▶ [Required work] Scan the records for lines with the word "this", and copy every such line.

▶ [Records]
* * * *

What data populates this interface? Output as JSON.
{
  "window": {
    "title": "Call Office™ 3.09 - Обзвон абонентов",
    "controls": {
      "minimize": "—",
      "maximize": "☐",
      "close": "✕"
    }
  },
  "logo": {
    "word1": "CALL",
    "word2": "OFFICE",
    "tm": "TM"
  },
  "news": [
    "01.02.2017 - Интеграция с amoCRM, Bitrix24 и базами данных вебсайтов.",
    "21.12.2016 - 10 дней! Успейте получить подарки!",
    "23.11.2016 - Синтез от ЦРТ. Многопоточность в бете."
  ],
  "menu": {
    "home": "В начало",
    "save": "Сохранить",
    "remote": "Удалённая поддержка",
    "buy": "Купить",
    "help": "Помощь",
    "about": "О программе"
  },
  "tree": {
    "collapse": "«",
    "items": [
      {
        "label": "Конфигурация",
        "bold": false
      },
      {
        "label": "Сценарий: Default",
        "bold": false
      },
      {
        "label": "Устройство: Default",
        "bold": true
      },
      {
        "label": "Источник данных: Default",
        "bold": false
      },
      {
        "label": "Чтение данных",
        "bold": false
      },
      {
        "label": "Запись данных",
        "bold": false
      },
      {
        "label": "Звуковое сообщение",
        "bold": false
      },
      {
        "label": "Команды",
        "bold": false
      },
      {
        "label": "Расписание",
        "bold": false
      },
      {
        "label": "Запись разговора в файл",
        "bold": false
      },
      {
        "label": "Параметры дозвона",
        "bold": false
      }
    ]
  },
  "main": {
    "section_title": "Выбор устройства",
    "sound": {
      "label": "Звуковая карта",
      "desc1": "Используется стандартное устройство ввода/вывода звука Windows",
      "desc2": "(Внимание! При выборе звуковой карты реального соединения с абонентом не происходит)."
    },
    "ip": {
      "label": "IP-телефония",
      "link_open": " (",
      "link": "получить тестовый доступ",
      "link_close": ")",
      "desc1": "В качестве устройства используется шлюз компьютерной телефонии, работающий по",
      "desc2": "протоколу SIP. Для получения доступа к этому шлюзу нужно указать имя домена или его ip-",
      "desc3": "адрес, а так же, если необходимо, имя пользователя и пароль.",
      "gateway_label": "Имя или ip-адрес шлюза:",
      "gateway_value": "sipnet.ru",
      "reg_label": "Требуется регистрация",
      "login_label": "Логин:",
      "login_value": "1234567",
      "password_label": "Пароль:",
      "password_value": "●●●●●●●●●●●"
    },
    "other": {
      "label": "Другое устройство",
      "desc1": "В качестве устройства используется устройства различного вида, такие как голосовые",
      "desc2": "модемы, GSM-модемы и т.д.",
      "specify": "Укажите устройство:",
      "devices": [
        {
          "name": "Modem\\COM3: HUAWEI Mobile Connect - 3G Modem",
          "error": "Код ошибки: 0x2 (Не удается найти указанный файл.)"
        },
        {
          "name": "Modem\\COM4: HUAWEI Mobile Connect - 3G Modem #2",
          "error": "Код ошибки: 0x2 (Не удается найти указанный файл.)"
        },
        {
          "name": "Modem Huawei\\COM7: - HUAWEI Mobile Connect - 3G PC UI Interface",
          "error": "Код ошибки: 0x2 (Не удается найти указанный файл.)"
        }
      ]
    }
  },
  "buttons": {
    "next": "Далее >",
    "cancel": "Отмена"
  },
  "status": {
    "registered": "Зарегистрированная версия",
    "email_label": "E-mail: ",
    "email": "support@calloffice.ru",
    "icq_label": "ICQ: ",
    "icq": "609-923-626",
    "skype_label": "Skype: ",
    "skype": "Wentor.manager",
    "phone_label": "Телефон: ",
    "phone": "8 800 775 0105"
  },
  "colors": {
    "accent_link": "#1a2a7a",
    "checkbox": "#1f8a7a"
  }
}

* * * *

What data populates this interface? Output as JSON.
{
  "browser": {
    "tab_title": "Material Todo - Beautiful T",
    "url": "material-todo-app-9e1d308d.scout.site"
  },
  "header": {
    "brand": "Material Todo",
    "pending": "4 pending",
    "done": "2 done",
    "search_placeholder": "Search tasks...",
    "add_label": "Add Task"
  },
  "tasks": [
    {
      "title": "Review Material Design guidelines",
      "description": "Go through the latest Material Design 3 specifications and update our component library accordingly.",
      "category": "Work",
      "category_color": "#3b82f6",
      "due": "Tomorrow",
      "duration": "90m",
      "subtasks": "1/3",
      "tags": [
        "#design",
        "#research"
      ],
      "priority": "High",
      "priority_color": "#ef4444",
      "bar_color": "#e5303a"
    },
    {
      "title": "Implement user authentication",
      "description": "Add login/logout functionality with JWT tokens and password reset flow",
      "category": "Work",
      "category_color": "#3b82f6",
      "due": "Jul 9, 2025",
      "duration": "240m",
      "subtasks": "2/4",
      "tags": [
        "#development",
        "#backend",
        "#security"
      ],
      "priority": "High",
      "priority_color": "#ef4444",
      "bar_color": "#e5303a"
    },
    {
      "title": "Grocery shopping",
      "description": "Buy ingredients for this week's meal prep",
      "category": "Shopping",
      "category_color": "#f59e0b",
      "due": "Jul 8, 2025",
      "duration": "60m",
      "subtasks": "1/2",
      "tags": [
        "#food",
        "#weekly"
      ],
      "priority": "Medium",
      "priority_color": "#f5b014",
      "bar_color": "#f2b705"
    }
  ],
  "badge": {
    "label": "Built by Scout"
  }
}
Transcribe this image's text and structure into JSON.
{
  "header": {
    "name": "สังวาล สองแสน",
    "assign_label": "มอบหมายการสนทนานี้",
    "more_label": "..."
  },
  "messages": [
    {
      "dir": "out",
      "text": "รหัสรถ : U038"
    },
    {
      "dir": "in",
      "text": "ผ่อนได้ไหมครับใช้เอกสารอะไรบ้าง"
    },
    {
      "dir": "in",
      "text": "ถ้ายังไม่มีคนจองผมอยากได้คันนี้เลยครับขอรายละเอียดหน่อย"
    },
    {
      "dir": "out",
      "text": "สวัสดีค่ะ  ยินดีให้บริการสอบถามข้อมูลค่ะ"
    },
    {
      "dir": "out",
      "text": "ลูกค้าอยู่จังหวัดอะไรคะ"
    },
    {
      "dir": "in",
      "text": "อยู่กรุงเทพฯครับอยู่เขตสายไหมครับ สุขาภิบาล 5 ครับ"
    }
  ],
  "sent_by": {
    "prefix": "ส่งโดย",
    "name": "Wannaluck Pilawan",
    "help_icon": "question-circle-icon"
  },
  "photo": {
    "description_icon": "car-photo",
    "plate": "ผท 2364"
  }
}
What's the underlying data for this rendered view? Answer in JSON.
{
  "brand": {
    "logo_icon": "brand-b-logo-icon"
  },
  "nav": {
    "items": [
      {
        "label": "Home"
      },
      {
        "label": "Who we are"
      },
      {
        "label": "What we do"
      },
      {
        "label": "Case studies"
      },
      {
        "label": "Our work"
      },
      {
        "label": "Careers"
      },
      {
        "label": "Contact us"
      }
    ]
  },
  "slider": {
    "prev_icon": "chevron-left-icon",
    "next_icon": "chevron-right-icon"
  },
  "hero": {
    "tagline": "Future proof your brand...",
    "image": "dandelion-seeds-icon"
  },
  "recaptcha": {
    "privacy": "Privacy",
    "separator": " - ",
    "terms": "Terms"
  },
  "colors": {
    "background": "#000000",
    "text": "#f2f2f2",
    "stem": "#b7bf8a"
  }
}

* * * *

▶ [Solution]
What data populates this interface? Output as JSON.
What data populates this interface? Output as JSON.
      "description": "Buy ingredients for this week's meal prep",
Transcribe this image's text and structure into JSON.
What's the underlying data for this rendered view? Answer in JSON.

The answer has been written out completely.